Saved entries
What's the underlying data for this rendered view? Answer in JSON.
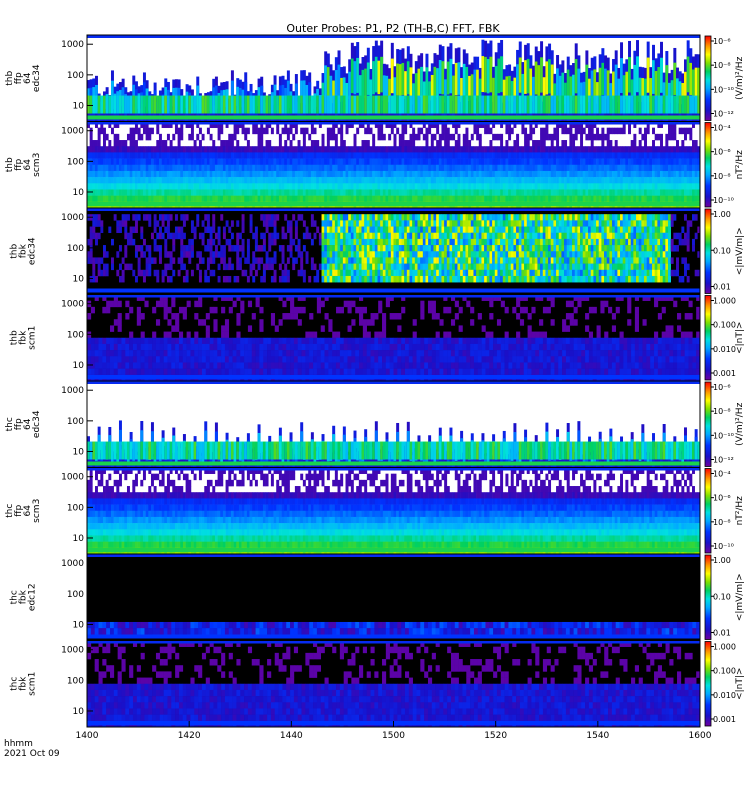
{
  "title": "Outer Probes: P1, P2 (TH-B,C) FFT, FBK",
  "time_axis": {
    "ticks": [
      "1400",
      "1420",
      "1440",
      "1500",
      "1520",
      "1540",
      "1600"
    ],
    "footer_label": "hhmm",
    "date": "2021 Oct 09"
  },
  "chart_data": {
    "type": "heatmap",
    "title": "Outer Probes: P1, P2 (TH-B,C) FFT, FBK",
    "x_range": [
      "14:00",
      "16:00"
    ],
    "x_tick_labels": [
      "1400",
      "1420",
      "1440",
      "1500",
      "1520",
      "1540",
      "1600"
    ],
    "panels": [
      {
        "ylabel": [
          "thb",
          "ffp",
          "64",
          "edc34"
        ],
        "y_scale": "log",
        "y_ticks": [
          "10",
          "100",
          "1000"
        ],
        "colorbar_label": "(V/m)²/Hz",
        "colorbar_ticks": [
          "10⁻⁶",
          "10⁻⁸",
          "10⁻¹⁰",
          "10⁻¹²"
        ],
        "colorscale": "log",
        "pattern": "ffp-active"
      },
      {
        "ylabel": [
          "thb",
          "ffp",
          "64",
          "scm3"
        ],
        "y_scale": "log",
        "y_ticks": [
          "10",
          "100",
          "1000"
        ],
        "colorbar_label": "nT²/Hz",
        "colorbar_ticks": [
          "10⁻⁴",
          "10⁻⁶",
          "10⁻⁸",
          "10⁻¹⁰"
        ],
        "colorscale": "log",
        "pattern": "scm-ffp"
      },
      {
        "ylabel": [
          "thb",
          "fbk",
          "edc34"
        ],
        "y_scale": "log",
        "y_ticks": [
          "10",
          "100",
          "1000"
        ],
        "colorbar_label": "<|mV/m|>",
        "colorbar_ticks": [
          "1.00",
          "0.10",
          "0.01"
        ],
        "colorscale": "log",
        "pattern": "fbk-active"
      },
      {
        "ylabel": [
          "thb",
          "fbk",
          "scm1"
        ],
        "y_scale": "log",
        "y_ticks": [
          "10",
          "100",
          "1000"
        ],
        "colorbar_label": "<|nT|>",
        "colorbar_ticks": [
          "1.000",
          "0.100",
          "0.010",
          "0.001"
        ],
        "colorscale": "log",
        "pattern": "fbk-quiet"
      },
      {
        "ylabel": [
          "thc",
          "ffp",
          "64",
          "edc34"
        ],
        "y_scale": "log",
        "y_ticks": [
          "10",
          "100",
          "1000"
        ],
        "colorbar_label": "(V/m)²/Hz",
        "colorbar_ticks": [
          "10⁻⁶",
          "10⁻⁸",
          "10⁻¹⁰",
          "10⁻¹²"
        ],
        "colorscale": "log",
        "pattern": "ffp-spiky"
      },
      {
        "ylabel": [
          "thc",
          "ffp",
          "64",
          "scm3"
        ],
        "y_scale": "log",
        "y_ticks": [
          "10",
          "100",
          "1000"
        ],
        "colorbar_label": "nT²/Hz",
        "colorbar_ticks": [
          "10⁻⁴",
          "10⁻⁶",
          "10⁻⁸",
          "10⁻¹⁰"
        ],
        "colorscale": "log",
        "pattern": "scm-ffp"
      },
      {
        "ylabel": [
          "thc",
          "fbk",
          "edc12"
        ],
        "y_scale": "log",
        "y_ticks": [
          "10",
          "100",
          "1000"
        ],
        "colorbar_label": "<|mV/m|>",
        "colorbar_ticks": [
          "1.00",
          "0.10",
          "0.01"
        ],
        "colorscale": "log",
        "pattern": "fbk-dark"
      },
      {
        "ylabel": [
          "thc",
          "fbk",
          "scm1"
        ],
        "y_scale": "log",
        "y_ticks": [
          "10",
          "100",
          "1000"
        ],
        "colorbar_label": "<|nT|>",
        "colorbar_ticks": [
          "1.000",
          "0.100",
          "0.010",
          "0.001"
        ],
        "colorscale": "log",
        "pattern": "fbk-quiet"
      }
    ]
  }
}
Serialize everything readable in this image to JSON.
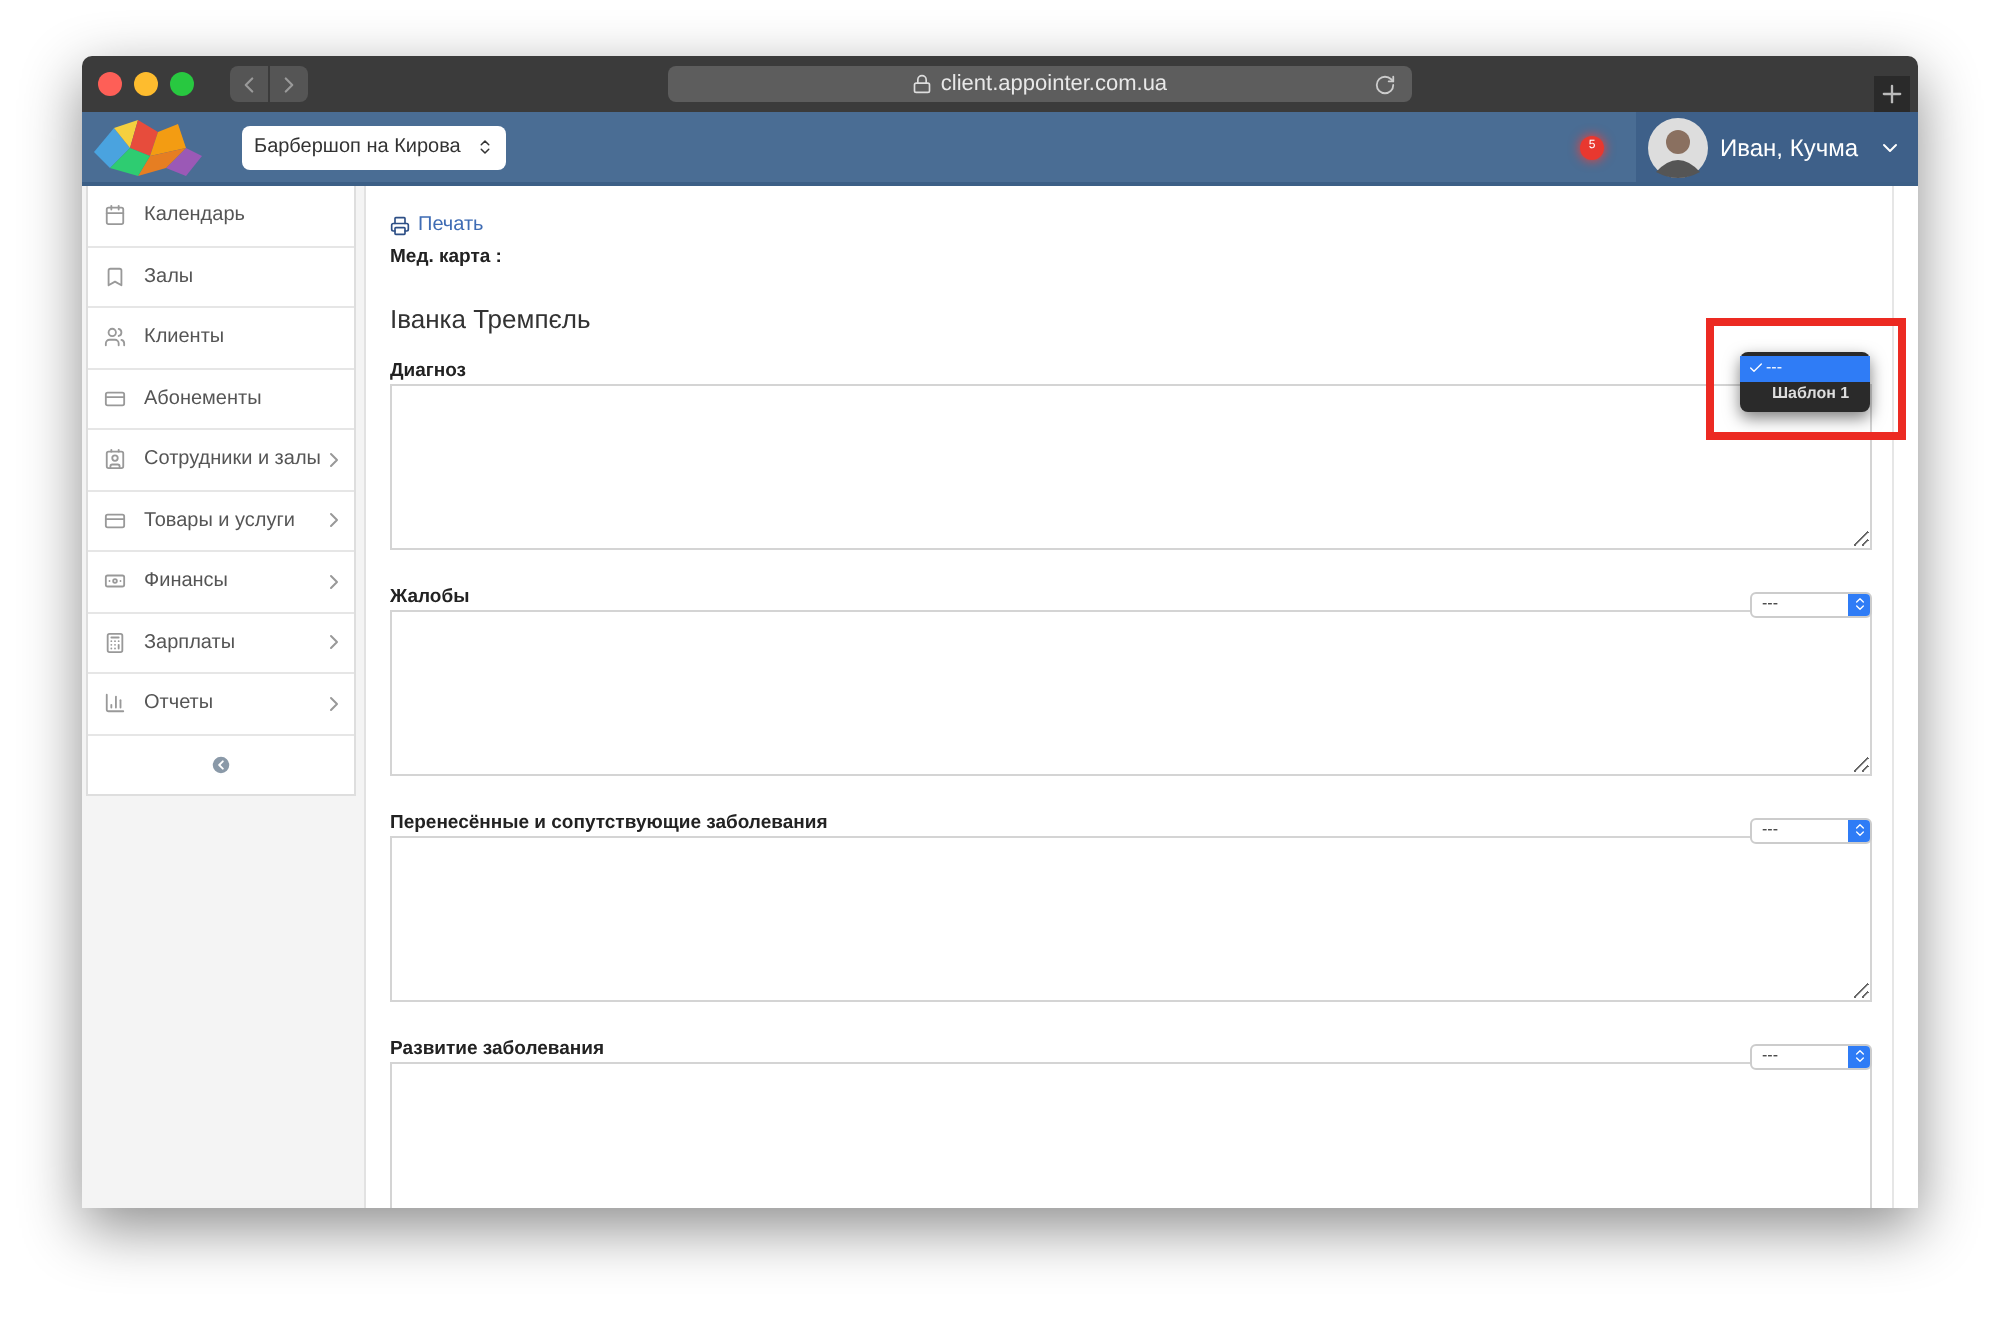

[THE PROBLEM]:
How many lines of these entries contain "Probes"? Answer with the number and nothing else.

[EXERCISE ANSWER]:
2